A debit card looks like a credit card. It allows users to make payments directly from their bank accounts using credit card networks instead of paper checks.
Understanding what a debit card affords in terms of convenience and how it works can help you choose the correct card for your needs and use it responsibly.
Definition and Example of a Debit Card
A debit card is like an ATM card with the functionality of a credit card. The notable difference is that when you buy something with a debit card, the money comes directly from your checking account.
Your bank may issue you a debit card or credit card, but these plastic payment options don't function the same way. The major difference is that a debit card is a type of bank card that is linked to your checking account.
- Alternate name: Bank card
You can use a debit card to withdraw cash at ATMs or make purchases at the brick-and-mortar and online stores where credit cards are accepted, all without having to write a check or carry cash. One of the benefits of a debit card is being able to use it for transactions that typically require credit cards. Examples include online purchases, car rentals, and hotel and airline reservations, among other things.

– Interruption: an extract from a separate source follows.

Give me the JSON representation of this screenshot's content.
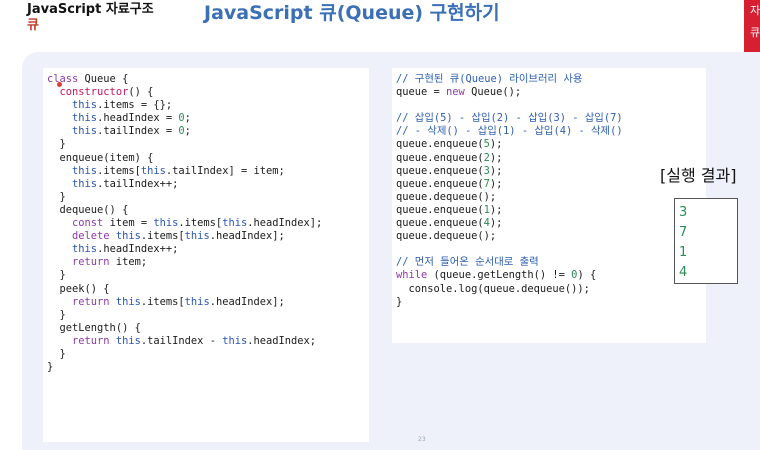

How a Debit Card Works
Debit cards can be used at ATMS to withdraw cash directly from your bank account or to pay for goods and services where credit cards are accepted. The biggest advantage over credit cards is that you're not borrowing money as you are when you use a credit card, which can help keep you out of debt.
If you use your debit card at a hotel or for a car rental, the company may put a larger hold on the account to cover the estimated cost of the stay and incidental, or extra, costs you might accrue. Keep more than the amount of your purchase in your checking account if you plan to use your debit card to pay for a hotel or a car rental to avoid a situation in which your card is declined because of a hold in excess of your current balance.
To use your debit card, swipe the card in a merchant's card reader and enter the personal identification number (PIN) that you received from the bank on the keypad. If the transaction is approved, a pre-authorization hold will be placed on your checking account that reduces your account balance by the amount of the transaction. Your bank may show the transaction as "pending" until the money is transferred from your account to the merchant. At this point, it will show up as a cleared transaction. You may have a transaction listed as pending for three to four days, but hold periods can vary by bank.
It's possible to overdraw your account if you opt for overdraft protection. Doing so will incur an overdraft fee, typically around $35. What this means is that you can successfully make a purchase even if you do not have the funds in your account to cover the expense. The overdraft fee is what the bank charges for allowing your balance to drop to less than zero.
Maintaining a running balance on your checking account can help reduce the likelihood of incurring overdraft charges.
Opting out of overdraft protection means your card will be declined if you attempt to make a purchase when you do not have sufficient funds. In that case, you will not have to pay an overdraft fee.
Alternatives to Debit Cards
Paying with cash or writing checks may be preferable for some people, and checks are drawing money from the same checking account as a debit card.
When you need to pay with plastic, there are benefits to using a credit card instead of a debit card. If used responsibly and if you pay off balances every month, it can help build credit.
Fraud protection for credit cards also is typically stronger than it is for debit cards. If your card is physically stolen, call the bank immediately. Whether you have a debit card or a credit card, you can't be held liable for any unauthorized charges that hit your account after you contact your bank. Beyond that, protections favor credit cards. The most you are liable for with a credit card is $50, but for debit cards, that liability can increase to as much as $500 if it takes more than two days before you are able to report the fraud. Your liability with credit cards is $0 if only the numbers were stolen and you still have the card.
Additionally, a stolen debit card often is more inconvenient even if you are not liable for the charges. Money is debited directly from your checking account, and it takes time before it is refunded. With a credit card, however, you don't lose access to any of your own cash—only the use of your card until you are issued a new one.
Debit Card vs. Credit Card
|Debit Card||Credit Card|
|Using does not increase debt||A credit line helps with unexpected expenses but can increase debt|
|Can be used where credit cards are necessary, but using will not help your credit score||Responsible use can help improve credit scores|
|Fraud liability is limited to $50 if reported within two days||A cardholder is not responsible for fraudulent purchases if only the numbers (and not the card) were stolen|
- Debit cards function similarly to credit cards.
- Funds are debited directly from a bank account.
- Overdraft protection allows transactions to process even if you don't have the funds to cover them, but you'll be charged an overdraft fee.
- Liability for charges on lost or stolen cards can be limited to $50 if reported soon enough.
Consumer.gov. "Using Debit Cards."
Federal Trade Commission. "When a Company Blocks Your Credit or Debit Card."
Element Federal Credit Union. "Debit Card Holds and Issues Explained."
Consumer Financial Protection Bureau. "A Closer Look: Overdraft and the Impact of Opting-In," Page 1.
MyFICO. "What Is Amounts Owed?"
Federal Trade Commission. "Lost or Stolen Credit, ATM, and Debit Cards."